> [YOUR INSTRUCTIONS]:
Each of the records must appear again, exactly as it was written.

-------- DATA FOR THIS EXERCISE

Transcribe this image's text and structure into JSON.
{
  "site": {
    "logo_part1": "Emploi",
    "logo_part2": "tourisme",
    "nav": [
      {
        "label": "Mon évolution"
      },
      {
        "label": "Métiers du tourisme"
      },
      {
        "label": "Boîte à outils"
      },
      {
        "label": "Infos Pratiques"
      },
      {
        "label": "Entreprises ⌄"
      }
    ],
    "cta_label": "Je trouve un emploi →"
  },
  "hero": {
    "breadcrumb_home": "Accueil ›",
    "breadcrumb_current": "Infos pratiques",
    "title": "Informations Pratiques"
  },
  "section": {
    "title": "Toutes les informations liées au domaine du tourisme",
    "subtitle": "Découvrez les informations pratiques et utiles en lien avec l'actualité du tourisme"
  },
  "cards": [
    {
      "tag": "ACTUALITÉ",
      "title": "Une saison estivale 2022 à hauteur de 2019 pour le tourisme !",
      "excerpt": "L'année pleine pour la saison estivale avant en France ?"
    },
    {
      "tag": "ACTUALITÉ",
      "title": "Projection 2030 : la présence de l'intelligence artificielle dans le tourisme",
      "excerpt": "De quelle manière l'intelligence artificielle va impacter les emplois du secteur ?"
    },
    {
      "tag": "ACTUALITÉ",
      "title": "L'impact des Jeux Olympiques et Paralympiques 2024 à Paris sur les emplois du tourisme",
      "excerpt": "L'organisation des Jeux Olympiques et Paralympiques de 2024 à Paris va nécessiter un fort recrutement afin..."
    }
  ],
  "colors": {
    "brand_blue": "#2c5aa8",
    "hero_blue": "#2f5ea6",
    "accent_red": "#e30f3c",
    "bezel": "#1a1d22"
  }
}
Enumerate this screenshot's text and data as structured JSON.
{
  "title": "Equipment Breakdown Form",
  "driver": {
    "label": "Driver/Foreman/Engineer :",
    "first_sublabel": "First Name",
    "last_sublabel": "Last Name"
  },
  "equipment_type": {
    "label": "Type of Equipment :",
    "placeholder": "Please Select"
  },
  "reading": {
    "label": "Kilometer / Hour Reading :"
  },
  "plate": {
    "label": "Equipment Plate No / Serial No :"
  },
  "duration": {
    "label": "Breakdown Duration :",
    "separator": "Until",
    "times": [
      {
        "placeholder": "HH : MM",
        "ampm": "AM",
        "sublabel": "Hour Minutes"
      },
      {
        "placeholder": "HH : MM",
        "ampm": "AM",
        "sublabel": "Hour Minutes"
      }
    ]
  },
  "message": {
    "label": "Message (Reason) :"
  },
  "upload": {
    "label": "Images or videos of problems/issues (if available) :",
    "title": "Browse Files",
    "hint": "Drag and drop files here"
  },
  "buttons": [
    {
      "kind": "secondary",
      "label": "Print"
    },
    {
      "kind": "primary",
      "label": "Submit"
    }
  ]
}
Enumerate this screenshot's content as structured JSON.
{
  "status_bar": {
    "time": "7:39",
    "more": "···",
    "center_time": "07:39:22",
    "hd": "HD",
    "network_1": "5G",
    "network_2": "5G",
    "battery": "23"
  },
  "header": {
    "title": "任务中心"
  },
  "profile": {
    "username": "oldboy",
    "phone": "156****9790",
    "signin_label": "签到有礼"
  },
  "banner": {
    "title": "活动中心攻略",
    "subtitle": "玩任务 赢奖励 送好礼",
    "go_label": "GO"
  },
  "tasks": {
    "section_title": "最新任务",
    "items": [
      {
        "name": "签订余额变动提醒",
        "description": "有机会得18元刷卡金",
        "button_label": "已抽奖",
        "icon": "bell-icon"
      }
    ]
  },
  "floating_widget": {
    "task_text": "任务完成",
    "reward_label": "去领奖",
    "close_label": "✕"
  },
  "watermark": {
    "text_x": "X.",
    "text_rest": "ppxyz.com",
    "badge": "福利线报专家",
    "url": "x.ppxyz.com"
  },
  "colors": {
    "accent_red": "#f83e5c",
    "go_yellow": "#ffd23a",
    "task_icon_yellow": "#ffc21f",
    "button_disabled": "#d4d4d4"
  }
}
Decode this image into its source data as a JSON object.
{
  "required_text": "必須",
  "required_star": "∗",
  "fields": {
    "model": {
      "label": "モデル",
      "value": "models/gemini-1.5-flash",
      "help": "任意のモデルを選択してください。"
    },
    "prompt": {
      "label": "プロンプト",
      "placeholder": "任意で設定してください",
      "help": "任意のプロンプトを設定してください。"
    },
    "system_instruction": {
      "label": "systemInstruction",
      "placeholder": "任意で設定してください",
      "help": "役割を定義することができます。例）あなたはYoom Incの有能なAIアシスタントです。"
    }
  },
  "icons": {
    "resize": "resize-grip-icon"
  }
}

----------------

> [RESULT OF THE TASK]:
Transcribe this image's text and structure into JSON.
{
  "site": {
    "logo_part1": "Emploi",
    "logo_part2": "tourisme",
    "nav": [
      {
        "label": "Mon évolution"
      },
      {
        "label": "Métiers du tourisme"
      },
      {
        "label": "Boîte à outils"
      },
      {
        "label": "Infos Pratiques"
      },
      {
        "label": "Entreprises ⌄"
      }
    ],
    "cta_label": "Je trouve un emploi →"
  },
  "hero": {
    "breadcrumb_home": "Accueil ›",
    "breadcrumb_current": "Infos pratiques",
    "title": "Informations Pratiques"
  },
  "section": {
    "title": "Toutes les informations liées au domaine du tourisme",
    "subtitle": "Découvrez les informations pratiques et utiles en lien avec l'actualité du tourisme"
  },
  "cards": [
    {
      "tag": "ACTUALITÉ",
      "title": "Une saison estivale 2022 à hauteur de 2019 pour le tourisme !",
      "excerpt": "L'année pleine pour la saison estivale avant en France ?"
    },
    {
      "tag": "ACTUALITÉ",
      "title": "Projection 2030 : la présence de l'intelligence artificielle dans le tourisme",
      "excerpt": "De quelle manière l'intelligence artificielle va impacter les emplois du secteur ?"
    },
    {
      "tag": "ACTUALITÉ",
      "title": "L'impact des Jeux Olympiques et Paralympiques 2024 à Paris sur les emplois du tourisme",
      "excerpt": "L'organisation des Jeux Olympiques et Paralympiques de 2024 à Paris va nécessiter un fort recrutement afin..."
    }
  ],
  "colors": {
    "brand_blue": "#2c5aa8",
    "hero_blue": "#2f5ea6",
    "accent_red": "#e30f3c",
    "bezel": "#1a1d22"
  }
}
Enumerate this screenshot's text and data as structured JSON.
{
  "title": "Equipment Breakdown Form",
  "driver": {
    "label": "Driver/Foreman/Engineer :",
    "first_sublabel": "First Name",
    "last_sublabel": "Last Name"
  },
  "equipment_type": {
    "label": "Type of Equipment :",
    "placeholder": "Please Select"
  },
  "reading": {
    "label": "Kilometer / Hour Reading :"
  },
  "plate": {
    "label": "Equipment Plate No / Serial No :"
  },
  "duration": {
    "label": "Breakdown Duration :",
    "separator": "Until",
    "times": [
      {
        "placeholder": "HH : MM",
        "ampm": "AM",
        "sublabel": "Hour Minutes"
      },
      {
        "placeholder": "HH : MM",
        "ampm": "AM",
        "sublabel": "Hour Minutes"
      }
    ]
  },
  "message": {
    "label": "Message (Reason) :"
  },
  "upload": {
    "label": "Images or videos of problems/issues (if available) :",
    "title": "Browse Files",
    "hint": "Drag and drop files here"
  },
  "buttons": [
    {
      "kind": "secondary",
      "label": "Print"
    },
    {
      "kind": "primary",
      "label": "Submit"
    }
  ]
}
Enumerate this screenshot's content as structured JSON.
{
  "status_bar": {
    "time": "7:39",
    "more": "···",
    "center_time": "07:39:22",
    "hd": "HD",
    "network_1": "5G",
    "network_2": "5G",
    "battery": "23"
  },
  "header": {
    "title": "任务中心"
  },
  "profile": {
    "username": "oldboy",
    "phone": "156****9790",
    "signin_label": "签到有礼"
  },
  "banner": {
    "title": "活动中心攻略",
    "subtitle": "玩任务 赢奖励 送好礼",
    "go_label": "GO"
  },
  "tasks": {
    "section_title": "最新任务",
    "items": [
      {
        "name": "签订余额变动提醒",
        "description": "有机会得18元刷卡金",
        "button_label": "已抽奖",
        "icon": "bell-icon"
      }
    ]
  },
  "floating_widget": {
    "task_text": "任务完成",
    "reward_label": "去领奖",
    "close_label": "✕"
  },
  "watermark": {
    "text_x": "X.",
    "text_rest": "ppxyz.com",
    "badge": "福利线报专家",
    "url": "x.ppxyz.com"
  },
  "colors": {
    "accent_red": "#f83e5c",
    "go_yellow": "#ffd23a",
    "task_icon_yellow": "#ffc21f",
    "button_disabled": "#d4d4d4"
  }
}
Decode this image into its source data as a JSON object.
{
  "required_text": "必須",
  "required_star": "∗",
  "fields": {
    "model": {
      "label": "モデル",
      "value": "models/gemini-1.5-flash",
      "help": "任意のモデルを選択してください。"
    },
    "prompt": {
      "label": "プロンプト",
      "placeholder": "任意で設定してください",
      "help": "任意のプロンプトを設定してください。"
    },
    "system_instruction": {
      "label": "systemInstruction",
      "placeholder": "任意で設定してください",
      "help": "役割を定義することができます。例）あなたはYoom Incの有能なAIアシスタントです。"
    }
  },
  "icons": {
    "resize": "resize-grip-icon"
  }
}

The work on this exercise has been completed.